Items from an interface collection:
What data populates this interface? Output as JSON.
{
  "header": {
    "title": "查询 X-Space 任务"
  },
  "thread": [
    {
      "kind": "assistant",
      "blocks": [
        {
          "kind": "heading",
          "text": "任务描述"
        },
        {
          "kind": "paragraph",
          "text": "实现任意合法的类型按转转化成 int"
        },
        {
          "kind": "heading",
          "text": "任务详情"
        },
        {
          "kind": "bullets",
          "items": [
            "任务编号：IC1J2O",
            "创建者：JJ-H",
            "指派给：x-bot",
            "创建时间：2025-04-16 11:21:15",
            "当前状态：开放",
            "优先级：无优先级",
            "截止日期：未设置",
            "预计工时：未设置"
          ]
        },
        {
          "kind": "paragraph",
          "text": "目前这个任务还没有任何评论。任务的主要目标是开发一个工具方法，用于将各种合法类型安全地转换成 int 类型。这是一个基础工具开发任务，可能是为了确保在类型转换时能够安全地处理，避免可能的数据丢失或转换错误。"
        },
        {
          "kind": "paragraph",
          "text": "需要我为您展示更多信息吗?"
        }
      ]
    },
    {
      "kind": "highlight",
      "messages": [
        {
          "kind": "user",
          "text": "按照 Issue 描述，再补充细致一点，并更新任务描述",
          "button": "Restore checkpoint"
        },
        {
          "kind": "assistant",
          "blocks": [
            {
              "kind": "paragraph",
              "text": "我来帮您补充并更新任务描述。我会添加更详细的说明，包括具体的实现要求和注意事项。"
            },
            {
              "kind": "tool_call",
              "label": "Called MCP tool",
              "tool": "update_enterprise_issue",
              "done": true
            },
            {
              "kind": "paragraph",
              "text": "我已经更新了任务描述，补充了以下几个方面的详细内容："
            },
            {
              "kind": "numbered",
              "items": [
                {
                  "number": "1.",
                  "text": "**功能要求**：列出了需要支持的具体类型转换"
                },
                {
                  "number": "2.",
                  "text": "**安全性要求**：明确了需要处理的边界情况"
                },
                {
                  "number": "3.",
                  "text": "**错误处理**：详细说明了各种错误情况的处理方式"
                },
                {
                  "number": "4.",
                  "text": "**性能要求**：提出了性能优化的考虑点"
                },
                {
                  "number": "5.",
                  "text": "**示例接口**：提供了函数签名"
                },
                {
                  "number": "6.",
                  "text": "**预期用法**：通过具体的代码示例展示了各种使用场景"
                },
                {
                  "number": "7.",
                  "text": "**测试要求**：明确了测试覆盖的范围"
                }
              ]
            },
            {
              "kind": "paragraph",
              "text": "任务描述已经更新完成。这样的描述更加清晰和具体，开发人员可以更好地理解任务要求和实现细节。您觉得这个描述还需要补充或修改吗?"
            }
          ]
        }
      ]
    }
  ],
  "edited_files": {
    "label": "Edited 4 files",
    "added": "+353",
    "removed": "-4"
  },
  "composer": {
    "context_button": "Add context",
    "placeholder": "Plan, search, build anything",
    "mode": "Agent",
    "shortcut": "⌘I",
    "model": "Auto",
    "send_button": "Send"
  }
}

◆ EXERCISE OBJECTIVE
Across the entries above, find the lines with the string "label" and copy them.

◆ SOLUTION TO THE EXERCISE
              "label": "Called MCP tool",
    "label": "Edited 4 files",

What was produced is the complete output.